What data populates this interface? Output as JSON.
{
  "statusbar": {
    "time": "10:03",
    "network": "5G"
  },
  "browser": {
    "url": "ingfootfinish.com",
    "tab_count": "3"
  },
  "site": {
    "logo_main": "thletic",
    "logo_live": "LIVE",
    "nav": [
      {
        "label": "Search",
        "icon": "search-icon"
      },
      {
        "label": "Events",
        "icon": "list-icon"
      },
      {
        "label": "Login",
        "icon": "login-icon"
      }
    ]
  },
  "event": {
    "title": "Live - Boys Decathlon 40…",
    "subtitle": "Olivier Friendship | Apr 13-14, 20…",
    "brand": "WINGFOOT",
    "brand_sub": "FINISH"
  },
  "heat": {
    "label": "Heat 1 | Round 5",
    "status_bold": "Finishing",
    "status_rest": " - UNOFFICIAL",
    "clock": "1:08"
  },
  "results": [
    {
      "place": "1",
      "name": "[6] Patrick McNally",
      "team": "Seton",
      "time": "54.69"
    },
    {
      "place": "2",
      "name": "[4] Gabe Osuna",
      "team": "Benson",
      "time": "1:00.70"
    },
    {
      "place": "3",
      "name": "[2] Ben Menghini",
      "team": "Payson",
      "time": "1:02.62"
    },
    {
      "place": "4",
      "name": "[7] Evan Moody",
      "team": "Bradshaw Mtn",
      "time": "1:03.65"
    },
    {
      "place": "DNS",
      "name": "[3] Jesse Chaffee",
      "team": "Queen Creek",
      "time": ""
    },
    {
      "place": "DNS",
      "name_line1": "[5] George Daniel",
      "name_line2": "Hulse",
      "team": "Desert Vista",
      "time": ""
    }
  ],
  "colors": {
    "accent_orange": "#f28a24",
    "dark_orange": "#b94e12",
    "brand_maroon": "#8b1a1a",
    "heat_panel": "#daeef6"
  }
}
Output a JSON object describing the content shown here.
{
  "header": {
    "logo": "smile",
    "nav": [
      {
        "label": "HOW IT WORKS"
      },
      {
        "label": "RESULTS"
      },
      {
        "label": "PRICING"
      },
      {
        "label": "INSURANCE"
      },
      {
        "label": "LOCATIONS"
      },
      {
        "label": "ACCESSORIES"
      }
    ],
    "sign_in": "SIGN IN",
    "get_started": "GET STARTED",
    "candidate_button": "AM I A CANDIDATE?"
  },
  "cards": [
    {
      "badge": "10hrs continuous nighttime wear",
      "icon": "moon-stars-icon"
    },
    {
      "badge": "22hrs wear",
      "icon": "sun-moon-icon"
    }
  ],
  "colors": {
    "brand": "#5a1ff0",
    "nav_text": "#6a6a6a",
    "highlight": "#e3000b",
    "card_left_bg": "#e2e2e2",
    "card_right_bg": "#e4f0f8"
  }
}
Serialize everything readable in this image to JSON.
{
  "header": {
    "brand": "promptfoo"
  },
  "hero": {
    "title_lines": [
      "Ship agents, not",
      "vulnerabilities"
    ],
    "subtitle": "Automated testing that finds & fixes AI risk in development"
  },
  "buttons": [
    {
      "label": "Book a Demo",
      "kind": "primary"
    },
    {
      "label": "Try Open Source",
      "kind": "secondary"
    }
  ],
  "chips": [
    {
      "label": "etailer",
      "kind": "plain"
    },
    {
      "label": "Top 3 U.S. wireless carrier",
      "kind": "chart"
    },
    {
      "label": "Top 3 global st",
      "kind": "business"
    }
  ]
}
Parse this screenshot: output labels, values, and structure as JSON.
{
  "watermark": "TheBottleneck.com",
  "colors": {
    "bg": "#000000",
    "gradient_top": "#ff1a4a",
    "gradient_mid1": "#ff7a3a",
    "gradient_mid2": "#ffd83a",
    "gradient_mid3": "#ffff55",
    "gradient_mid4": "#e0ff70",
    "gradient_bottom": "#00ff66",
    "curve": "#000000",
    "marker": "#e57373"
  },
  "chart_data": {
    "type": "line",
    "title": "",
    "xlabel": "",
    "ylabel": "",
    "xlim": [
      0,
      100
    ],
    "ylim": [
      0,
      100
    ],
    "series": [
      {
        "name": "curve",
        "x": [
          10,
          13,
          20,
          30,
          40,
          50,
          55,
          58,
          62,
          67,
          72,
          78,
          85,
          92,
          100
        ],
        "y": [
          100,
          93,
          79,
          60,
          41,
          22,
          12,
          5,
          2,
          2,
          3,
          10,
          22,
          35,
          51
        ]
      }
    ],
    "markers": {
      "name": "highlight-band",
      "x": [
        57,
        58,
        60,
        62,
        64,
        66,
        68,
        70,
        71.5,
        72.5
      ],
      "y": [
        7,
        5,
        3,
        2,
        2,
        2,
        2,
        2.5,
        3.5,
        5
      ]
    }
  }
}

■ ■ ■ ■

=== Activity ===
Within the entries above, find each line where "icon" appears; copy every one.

=== Answer ===
        "icon": "search-icon"
        "icon": "list-icon"
        "icon": "login-icon"
      "icon": "moon-stars-icon"
      "icon": "sun-moon-icon"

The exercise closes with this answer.